Good morning

The headlines:

  1. Facebook director sells most of his shareholding.

    Link: when the going gets tough…

    Peter Thiel sold most of the rest of his stake in Facebook when the lock-up period ended on Thursday.

    Usually, these things are seen as signals to the market – because if a director and founder is cashing in…

  2. Groupon backers also sell their stakes.

    Link: run.

    On the topic of founder-directors cashing out, two of the early Groupon backers have also divested their stakes recently. And not surprisingly:

    That is the definition of a plummeting share price. Battery Ventures has sold all 15.99 million of the shares it held, and Andreessen Horowitz sold 5.1 million of his shares in June.

    The share price is currently at around 20% of its IPO price. Which brings me back to my original observation about internet companies: why did they list?

    If it’s not to raise capital, then it must have been to cash in. At which point, an investment bank got involved. And the banks are heavily incentivised to sell the shares when the market hype is at its highest so that the most amount of money can be sucked from the investors.

    Internet company investments were awesome when they were unpopular. Now? Now I’d want a clear and plausible reason as to why they want the money raised…

  3. US Banks are buying treasuries.

    Link: what else do they do with their money?

    There’s a growing gap between deposits and amounts lent (deposits > lendings) in the American banks.

    So they need to do something with the extra money. Which means that they’re buying treasuries. And given that yields on treasuries are practically below 1%, the bankers are not so happy.

    My favourite quote: “Banks may be forced into more risky assets and lending practices if yields continue to hover about record low levels”.
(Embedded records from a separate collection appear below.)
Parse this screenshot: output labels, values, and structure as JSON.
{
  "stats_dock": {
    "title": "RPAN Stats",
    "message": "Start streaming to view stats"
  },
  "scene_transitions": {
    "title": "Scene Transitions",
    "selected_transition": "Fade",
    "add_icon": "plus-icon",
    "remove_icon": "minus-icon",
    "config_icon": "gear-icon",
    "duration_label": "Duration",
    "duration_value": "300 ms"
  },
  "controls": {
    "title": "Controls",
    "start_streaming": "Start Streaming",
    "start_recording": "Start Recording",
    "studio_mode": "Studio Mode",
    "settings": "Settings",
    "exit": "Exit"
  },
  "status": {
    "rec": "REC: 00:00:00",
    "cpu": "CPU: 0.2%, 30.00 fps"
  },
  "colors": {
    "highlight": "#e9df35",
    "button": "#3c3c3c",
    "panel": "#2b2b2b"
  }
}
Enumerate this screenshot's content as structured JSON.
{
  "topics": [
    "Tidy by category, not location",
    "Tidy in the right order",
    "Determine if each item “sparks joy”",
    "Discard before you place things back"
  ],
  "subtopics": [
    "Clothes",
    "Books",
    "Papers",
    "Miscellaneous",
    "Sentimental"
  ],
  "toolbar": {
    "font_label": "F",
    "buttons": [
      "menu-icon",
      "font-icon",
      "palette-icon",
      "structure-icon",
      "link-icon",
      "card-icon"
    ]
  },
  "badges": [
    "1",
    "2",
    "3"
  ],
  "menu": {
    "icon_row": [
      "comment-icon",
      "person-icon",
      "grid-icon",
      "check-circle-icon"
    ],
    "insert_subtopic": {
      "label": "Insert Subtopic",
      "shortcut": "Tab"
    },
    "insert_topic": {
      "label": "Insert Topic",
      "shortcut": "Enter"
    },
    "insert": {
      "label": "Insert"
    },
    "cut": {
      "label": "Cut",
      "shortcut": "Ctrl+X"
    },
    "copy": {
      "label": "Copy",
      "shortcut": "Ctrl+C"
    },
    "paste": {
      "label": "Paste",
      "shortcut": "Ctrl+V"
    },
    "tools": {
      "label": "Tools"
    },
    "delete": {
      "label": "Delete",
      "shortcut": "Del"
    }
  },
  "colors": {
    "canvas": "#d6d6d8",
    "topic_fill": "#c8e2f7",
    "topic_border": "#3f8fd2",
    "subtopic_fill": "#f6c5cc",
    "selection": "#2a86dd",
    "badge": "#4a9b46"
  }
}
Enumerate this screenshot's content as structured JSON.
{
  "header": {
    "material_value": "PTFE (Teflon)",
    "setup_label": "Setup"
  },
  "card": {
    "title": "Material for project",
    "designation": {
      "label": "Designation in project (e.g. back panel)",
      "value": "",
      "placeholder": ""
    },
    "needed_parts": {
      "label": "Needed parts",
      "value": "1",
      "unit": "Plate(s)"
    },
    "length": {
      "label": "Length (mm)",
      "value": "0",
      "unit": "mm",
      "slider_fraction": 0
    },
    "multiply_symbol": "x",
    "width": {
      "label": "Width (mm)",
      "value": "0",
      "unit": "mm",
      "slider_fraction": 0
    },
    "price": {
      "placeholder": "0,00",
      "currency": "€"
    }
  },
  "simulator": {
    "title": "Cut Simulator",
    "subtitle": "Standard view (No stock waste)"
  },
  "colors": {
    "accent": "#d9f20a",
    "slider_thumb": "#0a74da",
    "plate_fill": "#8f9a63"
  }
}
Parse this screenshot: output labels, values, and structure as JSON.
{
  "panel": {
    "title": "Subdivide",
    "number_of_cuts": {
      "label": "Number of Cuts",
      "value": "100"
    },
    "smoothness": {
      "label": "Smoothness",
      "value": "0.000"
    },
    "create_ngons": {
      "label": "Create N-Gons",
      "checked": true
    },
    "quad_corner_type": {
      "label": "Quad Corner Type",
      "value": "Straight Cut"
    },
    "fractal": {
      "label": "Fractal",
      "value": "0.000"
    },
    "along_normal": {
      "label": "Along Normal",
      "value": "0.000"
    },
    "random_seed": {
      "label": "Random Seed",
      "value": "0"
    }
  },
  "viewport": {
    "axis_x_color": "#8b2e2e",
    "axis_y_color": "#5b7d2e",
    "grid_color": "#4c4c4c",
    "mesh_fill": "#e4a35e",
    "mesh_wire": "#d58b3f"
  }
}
    Sounds like the beginnings of a Subprime Mortgage Crisis!

  4. Romney calls for an audit of the Fed.

    Link: I don’t understand why the Fed has such an issue with this.

    The Fed is saying that this will impact their independence.
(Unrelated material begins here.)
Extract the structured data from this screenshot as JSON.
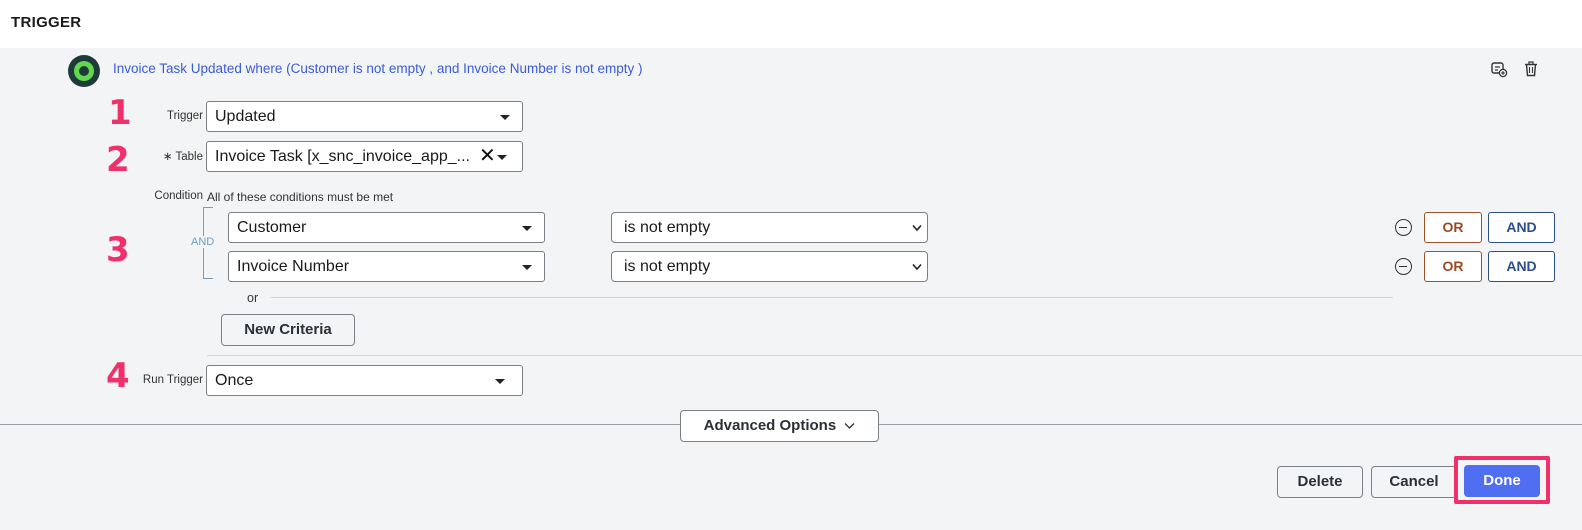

    The Fed has the unfettered power both to debase the American currency and to make economic policy decisions that BY DESIGN are meant to change the way that the economy functions.

    And they’re saying that they would like to do this without any form of supervision whatsoever?

    I think that a little independent auditing would not go amiss. Just to check that Ben is adding things correctly and isn’t boldly going where no calculator has gone before.

  5. Belize nears default.

    Link: where’s a CDS when you need it.

    Belize is that spot of green somewhere between Mexico, the Caribbean sea and Honduras.

    Belize has missed a payment on $544 million worth of bonds. In my mind, “missing a payment” is not just “nearing default”. It is “cruised straight into default”.

    However, the Belize government is currently in a grace period of 30 days. According to their finance minister, the government does not have the capacity to make the $23 million payment. On August 8, the government published three attempted plans at restructuring the bonds, all of which were rejected by the bondholders.

    And when the suggestion is that the coupon rate on these “superbonds” get cut from 8.5% to 2%, with a 15 year grace period on the repayment of principal and an extension of the bond maturity date from 2029 to 2062 (by THIRTY THREE YEARS), then you too would be saying “nought, bru – at that price, I’d rather forgo the money and see you burn, you F*****G MOTHERF*****S!”

    According to one analyst, “By not paying the coupon, the government is trying to force bond holders into an exchange that will get investors pennies on the dollar”. He goes on to describe this as “one of the worst restructurings for bondholders in recent emerging markets history”.

    That’s probably about right.

  6. Citigroup issues first sole-branding China credit card.

    Link: why do I feel like I’ve seen this headline before?

    It’s because we have. China is slowly lifting the rules. And this is the first time that a foreign bank has been allowed to issue a credit card without having to be in alliance with one of the local Chinese banks.

    It is progress.

  7. Apple’s share price.

    Link: iPhone optimism.

    Apple is now more valuable than Microsoft was in its heyday (December 27, 1999).

    At close of trading (New York) yesterday, the share price hit $665.15. This is apparently a surge around excitement for the new iPhone announcement on September 12. And it should be exciting – Apple derives around 70% of its profit from iPhone sales.

    Apple really is awesome. Compared to the S&P 500 since it came about:


That’s all for now.

Have a good day.